A vast body of literature indicates a clear role for CD4+ T cells in the pathology of demyelinating disease. Many have investigated functional responses of these T cells in response to various antigens of the central nervous system (CNS) but the affinity these cells have for myelin remains understudied. Considering T cell affinity for antigen is correlated with the magnitude of the immune response, many have attempted to analyze this affinity with major histocompatibility complex (MHC) class II tetramers and other assays. Recently these methods have been shown to be inefficient at detecting functionally responsive CD4+ T cells of low antigen affinity in a polyclonal T cell population. In the proposed study, we will investigate the role of CD4+ T cell frequency and affinity in a secondary progressive demyelinating disease course. The non-obese diabetic (NOD) mouse model is clinically relevant to autoimmune demyelinating disease in its MHC-class II-associated proclivity to autoimmune disease and its tendency to follow a secondary progressive disease course that resembles that seen in the majority of human multiple sclerosis (MS) patients. Using the NOD model, we will quantify the frequency and affinity of CD4+ T cells for CNS antigens throughout the course of symptom relapse, remission and chronic progression. To accomplish this we will use the novel micropipette frequency adhesion assay which provides a sensitive and physiologically relevant two dimensional (2D) measurement of T-cell receptor affinity for peptide:MHC in a cell-anchored system. By investigating the role low-affinity CD4+ T cells play in the NOD model we hope to better understand the mechanism behind symptom relapse and remission observed in secondary progressive demyelinating disease. We have outlined a strong training plan that together with the accomplishment of the research aims prepares the fellowship applicant to attain her career goals of being a research-oriented clinical neurologist with a focus on immunological disease and inflammation in the CNS particularly the immunology and treatment of MS.

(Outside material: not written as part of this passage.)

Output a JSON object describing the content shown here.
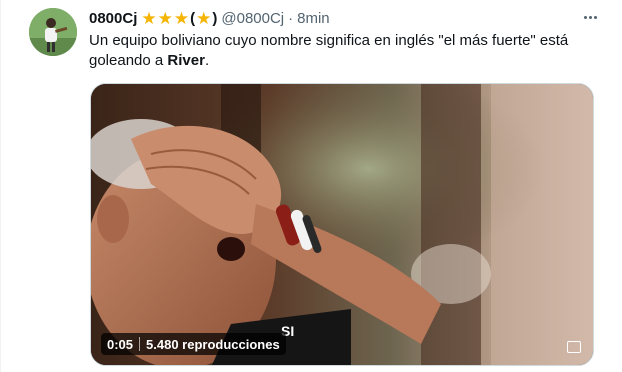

Public Health Relevance

The overall goal of this project is to understand the role of low affinity CD4+ T cells in the progression through relapses and remission of secondary progressive demyelinating disease. Determining the frequency and affinity of CD4+ T cells for different central nervous system antigens will provide us with an understanding of this disease course that is observed in the majority of multiple sclerosis patients.

Agency
National Institute of Health (NIH)
Institute
National Institute of Neurological Disorders and Stroke (NINDS)
Type
Predoctoral Individual National Research Service Award (F31)
Project #
5F31NS081828-02
Application #
8575077
Study Section
NST-2 Subcommittee (NST)
Program Officer
Utz, Ursula
Project Start
2012-12-01
Project End
2015-11-30
Budget Start
2013-12-01
Budget End
2014-11-30
Support Year
2
Fiscal Year
2014
Total Cost
$30,926
Indirect Cost
Name
Emory University
Department
Internal Medicine/Medicine
Type
Schools of Medicine
DUNS #
066469933
City
Atlanta
State
GA
Country
United States
Zip Code
30322
Kersh, Anna E; Edwards, Lindsay J; Evavold, Brian D (2014) Progression of relapsing-remitting demyelinating disease does not require increased TCR affinity or epitope spread. J Immunol 193:4429-38